By Julia Indigo/@juliaindigo
Those of you who know me from twitter may have figured out that my day job is actually a night job. A weekend night job. A job that has me working while the rest of the world is playing.
I play in a professional symphony orchestra, a job that I have held for over thirty (gulp!) years. It’s fun, it’s horrifyingly awful, there are moments of great beauty, and moments where you want to either 1) scratch someone’s eyes out, or 2) scratch your own eyes out. In my experience, this work has a larger helping of ups and downs than many other lines of work. But that’s not what I want to write about today. I want to write about an epiphany that I had last night during the concert.
This week was Beethoven, his Symphonies 6 and 7, to be precise. If you ever saw the original Fantasia you may remember the centaur scenes, which were set to Symphony 6. And here is the Finale of Symphony 7 (which is much more of a Baccanale than the Scherzo of Symphony 6, no matter what Disney thought!)
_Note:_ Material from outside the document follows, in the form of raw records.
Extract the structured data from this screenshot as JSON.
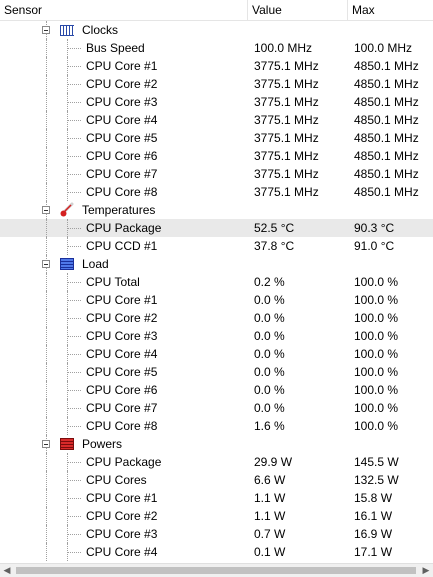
{
  "columns": {
    "sensor": "Sensor",
    "value": "Value",
    "max": "Max"
  },
  "groups": [
    {
      "label": "Clocks",
      "icon": "clock-icon",
      "sensors": [
        {
          "label": "Bus Speed",
          "value": "100.0 MHz",
          "max": "100.0 MHz"
        },
        {
          "label": "CPU Core #1",
          "value": "3775.1 MHz",
          "max": "4850.1 MHz"
        },
        {
          "label": "CPU Core #2",
          "value": "3775.1 MHz",
          "max": "4850.1 MHz"
        },
        {
          "label": "CPU Core #3",
          "value": "3775.1 MHz",
          "max": "4850.1 MHz"
        },
        {
          "label": "CPU Core #4",
          "value": "3775.1 MHz",
          "max": "4850.1 MHz"
        },
        {
          "label": "CPU Core #5",
          "value": "3775.1 MHz",
          "max": "4850.1 MHz"
        },
        {
          "label": "CPU Core #6",
          "value": "3775.1 MHz",
          "max": "4850.1 MHz"
        },
        {
          "label": "CPU Core #7",
          "value": "3775.1 MHz",
          "max": "4850.1 MHz"
        },
        {
          "label": "CPU Core #8",
          "value": "3775.1 MHz",
          "max": "4850.1 MHz"
        }
      ]
    },
    {
      "label": "Temperatures",
      "icon": "thermometer-icon",
      "sensors": [
        {
          "label": "CPU Package",
          "value": "52.5 °C",
          "max": "90.3 °C",
          "selected": true
        },
        {
          "label": "CPU CCD #1",
          "value": "37.8 °C",
          "max": "91.0 °C"
        }
      ]
    },
    {
      "label": "Load",
      "icon": "load-bars-icon",
      "sensors": [
        {
          "label": "CPU Total",
          "value": "0.2 %",
          "max": "100.0 %"
        },
        {
          "label": "CPU Core #1",
          "value": "0.0 %",
          "max": "100.0 %"
        },
        {
          "label": "CPU Core #2",
          "value": "0.0 %",
          "max": "100.0 %"
        },
        {
          "label": "CPU Core #3",
          "value": "0.0 %",
          "max": "100.0 %"
        },
        {
          "label": "CPU Core #4",
          "value": "0.0 %",
          "max": "100.0 %"
        },
        {
          "label": "CPU Core #5",
          "value": "0.0 %",
          "max": "100.0 %"
        },
        {
          "label": "CPU Core #6",
          "value": "0.0 %",
          "max": "100.0 %"
        },
        {
          "label": "CPU Core #7",
          "value": "0.0 %",
          "max": "100.0 %"
        },
        {
          "label": "CPU Core #8",
          "value": "1.6 %",
          "max": "100.0 %"
        }
      ]
    },
    {
      "label": "Powers",
      "icon": "power-bars-icon",
      "sensors": [
        {
          "label": "CPU Package",
          "value": "29.9 W",
          "max": "145.5 W"
        },
        {
          "label": "CPU Cores",
          "value": "6.6 W",
          "max": "132.5 W"
        },
        {
          "label": "CPU Core #1",
          "value": "1.1 W",
          "max": "15.8 W"
        },
        {
          "label": "CPU Core #2",
          "value": "1.1 W",
          "max": "16.1 W"
        },
        {
          "label": "CPU Core #3",
          "value": "0.7 W",
          "max": "16.9 W"
        },
        {
          "label": "CPU Core #4",
          "value": "0.1 W",
          "max": "17.1 W"
        }
      ]
    }
  ],
  "colors": {
    "selected_row": "#e9e9e9",
    "clock_icon": "#2a4aa8",
    "thermometer_icon": "#d42020",
    "load_icon": "#2040c0",
    "power_icon": "#b01818"
  }
}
I was listening and waiting for my next entrance when something occurred to me: Here I was, sitting with 70 of my colleagues, playing one of the absolute masterpieces of Western Music, a piece that scandalized the audience at its first hearing, and continues to surprise and delight generation after generation of music lovers. But what if Beethoven had not believed in himself? What if he hadn’t shouldered his way through learning his craft? What if he had listened to his critics? What if he had succumbed to his deafness, which was profound by the time he wrote these two symphonies? What would the history of Western Music have been without this towering compositional Master?
In a word: unrecognizable to those of us lucky enough to have lived in this world, where Beethoven slaved over his compositions until every note was perfect. (Get a load of the pic!)
In the same manner, what is literature without Shakespeare?
Or Horror without Stephen King?
Or Forensic Murder Mystery without Patricia Cornwell?
(Or Fantasy Eocene Illicit Romance Among Great Big Lizards With Feathers without Julia Indigo…)
Yeah, right. But you get where I’m going? At any time, in any place, the people you idolize for their creativity, whether a Beethoven, or a Brahms, or a Shakespeare, could have called it quits… and the world would have become a colder and less friendly place in consequence.
Last night, as I waited for my next cue, I realized what being a writer means to me. It means standing on the shoulders of every human being who has ever put pen to paper, or brush to canvas, or chisel to marble, or sugar and butter and soft white flour to cookie sheet; standing among this mass of The Creatives, the humans who have striven against the odds of their times, to birth something that the world has never before seen.
I have found my tribe.